  • Tuesday: AM Speed work: 10 x 1.5 miles, all negative split. PM workout: easy 5-mile flight
  • Wednesday: Flight training: Circumnavigation of Arctic circle x 3. 1st and 3rd easy, middle rep at tempo pace.
  • Thursday: Weighted sled training: 3.5 metric tons for 6 miles, 2.5 tons for 4 miles, 1.5 miles for 2 miles at 90% VO2
  • Friday: easy run to Canada and back, with 1 hr of fartlek
  • Saturday: Tempo intensity, all flight – equator and back. Goal time is around 2 hrs.

The Elves in the training room had to be pulled out to help with some last minute Xbox orders, and they are understaffed. So Donner and Blitzen volunteered to get Rudolph down here within 2.5 hours The made it in 2:10. For starters, Rudolph is super nice – a bit too much on the Type-A sometimes, but I guess its that kind of work mentality that gets you to lead the sleigh year after year. He said this is the first time he has been injured. He even did weekly jogs sans horseshoes in the early summer after reading “Born to Run”, but he thought it was the sudden ramp up in volume that really got him.

Head Elf stretches Rudolph after last week

So, we did what we normally do. Got some markers on Rudolph and threw him on the treadmill. Results? Well, Rudolph has some serious imbalances going on. Pretty weak stabilization of his right rear ankle, and some inflammation of his bursae seem to be the culprit here. But the real issue was his weak right hip. Failure to drive off with his hip was actually increasing the stress on the achilles. Using data on our force-measuring treadmill, we cued him to use more of his glutes to stabilize his hip. We fit him for some minimal horseshoes to reduce the lever arm on his ankle. Lastly, we gave him some self-mobilizations he could do on the rooftops to keep him supple throughout the night. So how’d it go? Well, here’s hoping that all of you have something special under the tree on Christmas morning…..on time. Happy Holidaze!!!!

one leg under the mistletoe

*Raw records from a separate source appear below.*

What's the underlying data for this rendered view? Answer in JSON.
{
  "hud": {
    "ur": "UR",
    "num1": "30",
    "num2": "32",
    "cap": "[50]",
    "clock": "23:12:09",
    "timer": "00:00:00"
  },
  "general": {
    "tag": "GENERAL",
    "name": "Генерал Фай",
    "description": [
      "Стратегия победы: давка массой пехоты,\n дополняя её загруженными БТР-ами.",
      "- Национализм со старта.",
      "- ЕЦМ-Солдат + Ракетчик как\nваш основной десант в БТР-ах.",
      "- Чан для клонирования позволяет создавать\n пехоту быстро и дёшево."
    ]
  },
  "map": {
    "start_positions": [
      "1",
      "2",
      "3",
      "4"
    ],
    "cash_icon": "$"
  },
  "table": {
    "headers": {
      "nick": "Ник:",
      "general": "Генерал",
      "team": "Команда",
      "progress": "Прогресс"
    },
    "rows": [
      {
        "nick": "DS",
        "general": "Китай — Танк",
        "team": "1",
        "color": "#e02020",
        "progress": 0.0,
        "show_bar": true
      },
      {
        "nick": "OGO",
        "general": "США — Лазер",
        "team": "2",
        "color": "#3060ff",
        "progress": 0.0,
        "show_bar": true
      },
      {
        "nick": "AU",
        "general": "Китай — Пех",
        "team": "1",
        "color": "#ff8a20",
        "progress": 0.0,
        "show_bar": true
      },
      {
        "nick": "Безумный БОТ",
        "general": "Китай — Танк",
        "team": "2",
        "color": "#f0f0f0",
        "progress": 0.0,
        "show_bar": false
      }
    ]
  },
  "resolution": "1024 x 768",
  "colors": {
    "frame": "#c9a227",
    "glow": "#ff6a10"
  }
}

My good friend, Dr Mark Cucuzzella, did a nice write up from some of our work on the Natural Running Center site here (of which I am an advisory board member).

Why? Well – you can’t change your arch height -and don’t need to. There is no evidence to show that static arch height really makes a difference since passive structural joint position gets throw out the window when doing something active like running. My friend Pete Larson sums this up nicely here on his infamous runblogger.com (which just make Outside magazines list of Top 10 Sports blogs – nice Pete!

Its high time to dismiss the notion that shoes can “stop” pronation don’t you think? Because there is no evidence to show that they do. This entire concept should go the way of pet rocks, stonewashed jeans, and shoulder pads. What’s important are the muscles, and they can be trained to keep your foot position in check as you run.

Maybe you should practice standing on one foot under the mistletoe this weekend? Or maybe just binge on eggnog. Merry christmas everyone !!!

20111216-004506.jpg